*RECORDS PROVIDED*

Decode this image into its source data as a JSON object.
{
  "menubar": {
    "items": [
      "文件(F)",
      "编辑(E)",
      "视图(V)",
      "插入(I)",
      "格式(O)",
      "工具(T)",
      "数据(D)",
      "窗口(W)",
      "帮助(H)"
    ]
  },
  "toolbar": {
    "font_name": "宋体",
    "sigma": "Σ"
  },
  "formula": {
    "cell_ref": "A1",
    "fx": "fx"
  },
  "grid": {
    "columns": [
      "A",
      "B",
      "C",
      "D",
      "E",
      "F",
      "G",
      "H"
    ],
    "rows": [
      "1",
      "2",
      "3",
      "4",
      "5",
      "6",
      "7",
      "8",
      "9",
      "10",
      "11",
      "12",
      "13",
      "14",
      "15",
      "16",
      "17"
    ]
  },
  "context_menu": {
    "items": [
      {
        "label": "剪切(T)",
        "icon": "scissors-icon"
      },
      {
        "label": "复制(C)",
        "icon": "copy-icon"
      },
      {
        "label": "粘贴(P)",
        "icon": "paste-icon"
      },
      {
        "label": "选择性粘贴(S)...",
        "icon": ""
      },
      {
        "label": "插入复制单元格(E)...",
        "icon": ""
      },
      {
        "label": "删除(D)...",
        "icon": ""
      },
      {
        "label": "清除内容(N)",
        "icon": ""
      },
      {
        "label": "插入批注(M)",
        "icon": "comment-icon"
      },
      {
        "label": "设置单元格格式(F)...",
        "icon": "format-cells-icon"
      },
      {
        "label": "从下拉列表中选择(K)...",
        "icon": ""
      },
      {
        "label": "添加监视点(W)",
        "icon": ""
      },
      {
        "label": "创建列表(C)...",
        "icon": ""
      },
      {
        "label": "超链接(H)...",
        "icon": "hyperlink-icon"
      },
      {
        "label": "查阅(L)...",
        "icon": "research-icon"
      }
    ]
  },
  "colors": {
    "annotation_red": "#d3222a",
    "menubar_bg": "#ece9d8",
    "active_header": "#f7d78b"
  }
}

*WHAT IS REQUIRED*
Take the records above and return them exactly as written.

*THE COMPLETED TASK*
Decode this image into its source data as a JSON object.
{
  "menubar": {
    "items": [
      "文件(F)",
      "编辑(E)",
      "视图(V)",
      "插入(I)",
      "格式(O)",
      "工具(T)",
      "数据(D)",
      "窗口(W)",
      "帮助(H)"
    ]
  },
  "toolbar": {
    "font_name": "宋体",
    "sigma": "Σ"
  },
  "formula": {
    "cell_ref": "A1",
    "fx": "fx"
  },
  "grid": {
    "columns": [
      "A",
      "B",
      "C",
      "D",
      "E",
      "F",
      "G",
      "H"
    ],
    "rows": [
      "1",
      "2",
      "3",
      "4",
      "5",
      "6",
      "7",
      "8",
      "9",
      "10",
      "11",
      "12",
      "13",
      "14",
      "15",
      "16",
      "17"
    ]
  },
  "context_menu": {
    "items": [
      {
        "label": "剪切(T)",
        "icon": "scissors-icon"
      },
      {
        "label": "复制(C)",
        "icon": "copy-icon"
      },
      {
        "label": "粘贴(P)",
        "icon": "paste-icon"
      },
      {
        "label": "选择性粘贴(S)...",
        "icon": ""
      },
      {
        "label": "插入复制单元格(E)...",
        "icon": ""
      },
      {
        "label": "删除(D)...",
        "icon": ""
      },
      {
        "label": "清除内容(N)",
        "icon": ""
      },
      {
        "label": "插入批注(M)",
        "icon": "comment-icon"
      },
      {
        "label": "设置单元格格式(F)...",
        "icon": "format-cells-icon"
      },
      {
        "label": "从下拉列表中选择(K)...",
        "icon": ""
      },
      {
        "label": "添加监视点(W)",
        "icon": ""
      },
      {
        "label": "创建列表(C)...",
        "icon": ""
      },
      {
        "label": "超链接(H)...",
        "icon": "hyperlink-icon"
      },
      {
        "label": "查阅(L)...",
        "icon": "research-icon"
      }
    ]
  },
  "colors": {
    "annotation_red": "#d3222a",
    "menubar_bg": "#ece9d8",
    "active_header": "#f7d78b"
  }
}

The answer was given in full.